A horse that 'does not allow just anyone on his back' has much more than 'trust issues'; He is just plain poorly trained. There are many ways to overcome improper or non-existent training. It does not take weeks and months -- just good, sound training techniques.
Buzz words, like Natural Horsemanship don't mean anything. It is like paying more for produce that says it was grown naturally with pure spring water. You can test it for everything known to man and all you are getting for your money is 'less produce for the same dollar'.
When you take weeks and months to accomplish what a good trainer can get done in a few days with no abuse and no unreasonable amount of pressure, all you have done is taken more time; you don't get a better horse, a safer horse or a more trusting horse; you only took a lot more time to get it there -- if indeed, it is as well trained -- which most are not.
I find that many people that are so proud of their 'naturally trained' wonder horses, really have very poorly trained horses. If they were to hand the lead-rope to a stranger and tell them that they could take the horse and go ride it, it would probably come with a long list of what the handler/rider had to do to get along with the horse. This means that most of that extra time spent did not produce a better trained horse but only produced a better trained rider that knows what the horse allowed and did not cross certain boundaries that would have upset the horse.

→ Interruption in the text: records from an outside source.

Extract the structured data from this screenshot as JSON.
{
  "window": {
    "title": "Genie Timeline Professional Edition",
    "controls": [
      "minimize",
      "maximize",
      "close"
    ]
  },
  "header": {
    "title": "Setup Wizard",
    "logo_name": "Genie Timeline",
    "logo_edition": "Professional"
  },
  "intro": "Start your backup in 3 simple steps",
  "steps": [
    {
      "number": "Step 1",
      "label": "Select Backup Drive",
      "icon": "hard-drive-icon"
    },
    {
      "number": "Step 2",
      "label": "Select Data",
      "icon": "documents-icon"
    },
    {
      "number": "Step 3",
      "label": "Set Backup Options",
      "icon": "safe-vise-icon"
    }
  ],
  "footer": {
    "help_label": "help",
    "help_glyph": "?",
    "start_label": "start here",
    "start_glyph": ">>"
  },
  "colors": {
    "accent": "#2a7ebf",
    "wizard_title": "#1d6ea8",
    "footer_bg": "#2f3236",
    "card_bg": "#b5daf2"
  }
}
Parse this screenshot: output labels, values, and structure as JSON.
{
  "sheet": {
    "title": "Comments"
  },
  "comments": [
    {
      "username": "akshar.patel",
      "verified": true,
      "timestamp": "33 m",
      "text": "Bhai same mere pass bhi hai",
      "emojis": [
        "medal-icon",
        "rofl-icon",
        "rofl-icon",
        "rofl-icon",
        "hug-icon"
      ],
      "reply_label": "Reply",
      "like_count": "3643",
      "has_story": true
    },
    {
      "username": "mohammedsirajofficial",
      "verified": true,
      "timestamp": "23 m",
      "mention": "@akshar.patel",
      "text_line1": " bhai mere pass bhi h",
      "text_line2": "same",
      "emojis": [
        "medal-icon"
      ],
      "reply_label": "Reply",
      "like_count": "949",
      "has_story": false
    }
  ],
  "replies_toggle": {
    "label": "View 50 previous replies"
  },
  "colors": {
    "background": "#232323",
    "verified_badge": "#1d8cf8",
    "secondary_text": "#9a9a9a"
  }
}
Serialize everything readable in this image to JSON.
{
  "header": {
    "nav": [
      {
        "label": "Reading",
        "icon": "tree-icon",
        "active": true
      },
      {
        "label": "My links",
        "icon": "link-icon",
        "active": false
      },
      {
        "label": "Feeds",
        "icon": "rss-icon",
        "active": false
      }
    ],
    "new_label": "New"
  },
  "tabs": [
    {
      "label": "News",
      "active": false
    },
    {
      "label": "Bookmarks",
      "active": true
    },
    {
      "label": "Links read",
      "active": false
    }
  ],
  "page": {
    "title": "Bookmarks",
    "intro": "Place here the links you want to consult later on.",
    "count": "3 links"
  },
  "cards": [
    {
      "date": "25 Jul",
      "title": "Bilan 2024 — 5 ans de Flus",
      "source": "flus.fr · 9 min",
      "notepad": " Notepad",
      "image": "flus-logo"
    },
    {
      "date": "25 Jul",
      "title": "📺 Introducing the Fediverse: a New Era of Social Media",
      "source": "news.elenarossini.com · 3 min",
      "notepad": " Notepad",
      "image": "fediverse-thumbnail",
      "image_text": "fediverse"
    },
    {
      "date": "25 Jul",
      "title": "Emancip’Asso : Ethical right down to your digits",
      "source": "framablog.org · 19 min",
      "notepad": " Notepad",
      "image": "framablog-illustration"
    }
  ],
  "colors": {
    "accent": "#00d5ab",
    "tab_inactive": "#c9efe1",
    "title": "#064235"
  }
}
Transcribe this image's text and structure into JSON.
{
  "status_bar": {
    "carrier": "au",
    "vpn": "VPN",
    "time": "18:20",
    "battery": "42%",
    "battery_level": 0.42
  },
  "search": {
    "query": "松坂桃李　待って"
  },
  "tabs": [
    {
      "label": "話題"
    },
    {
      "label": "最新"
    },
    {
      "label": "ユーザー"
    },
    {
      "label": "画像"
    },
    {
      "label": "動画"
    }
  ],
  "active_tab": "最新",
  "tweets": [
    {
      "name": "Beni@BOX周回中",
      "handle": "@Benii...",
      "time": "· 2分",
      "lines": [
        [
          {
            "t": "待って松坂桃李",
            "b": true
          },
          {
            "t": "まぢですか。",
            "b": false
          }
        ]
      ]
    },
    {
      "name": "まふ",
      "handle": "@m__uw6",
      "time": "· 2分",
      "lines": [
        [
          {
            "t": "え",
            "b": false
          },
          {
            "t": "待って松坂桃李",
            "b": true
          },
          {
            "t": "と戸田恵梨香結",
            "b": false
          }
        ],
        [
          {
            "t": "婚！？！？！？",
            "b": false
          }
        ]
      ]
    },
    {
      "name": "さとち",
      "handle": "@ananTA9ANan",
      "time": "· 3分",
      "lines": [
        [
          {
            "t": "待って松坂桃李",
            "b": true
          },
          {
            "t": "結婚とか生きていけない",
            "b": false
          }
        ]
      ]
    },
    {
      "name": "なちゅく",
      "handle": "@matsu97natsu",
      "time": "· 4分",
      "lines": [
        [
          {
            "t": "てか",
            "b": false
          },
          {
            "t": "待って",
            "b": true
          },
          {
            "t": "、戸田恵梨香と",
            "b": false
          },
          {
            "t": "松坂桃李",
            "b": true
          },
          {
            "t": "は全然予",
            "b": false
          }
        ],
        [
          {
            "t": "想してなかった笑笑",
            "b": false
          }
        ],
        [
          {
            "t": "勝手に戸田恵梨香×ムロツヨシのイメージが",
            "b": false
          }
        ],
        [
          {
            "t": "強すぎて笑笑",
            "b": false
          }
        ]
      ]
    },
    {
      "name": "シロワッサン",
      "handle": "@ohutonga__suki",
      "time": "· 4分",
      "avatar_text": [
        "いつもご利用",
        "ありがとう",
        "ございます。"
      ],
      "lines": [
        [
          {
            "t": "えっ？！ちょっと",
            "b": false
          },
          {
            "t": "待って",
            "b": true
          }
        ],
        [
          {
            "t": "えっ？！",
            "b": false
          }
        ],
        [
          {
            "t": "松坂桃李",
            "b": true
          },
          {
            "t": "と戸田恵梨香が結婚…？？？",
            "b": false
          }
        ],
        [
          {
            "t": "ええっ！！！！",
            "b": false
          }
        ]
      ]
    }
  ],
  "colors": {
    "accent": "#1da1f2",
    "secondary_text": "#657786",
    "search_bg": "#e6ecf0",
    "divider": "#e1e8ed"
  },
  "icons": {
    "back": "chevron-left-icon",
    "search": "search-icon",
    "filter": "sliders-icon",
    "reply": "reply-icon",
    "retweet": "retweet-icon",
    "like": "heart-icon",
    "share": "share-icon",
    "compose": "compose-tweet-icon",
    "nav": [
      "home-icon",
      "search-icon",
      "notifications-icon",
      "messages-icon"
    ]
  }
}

If you find that many professionals have a negative opinion of 'Natural Horsemanship' it is because we have seen very few people bragging about how they used 'natural Horsemanship' to train their horse and they actually have a well-trained, well-mannered obedient and useful horse. We usually see either sour, mad horses that do as little as possible for their riders or we see poorly trained horses that have trained their riders instead of the other way around. Good trainers just go along and get the job done and have obedient, well-mannered, well-trained horses that anyone can get along with and ride.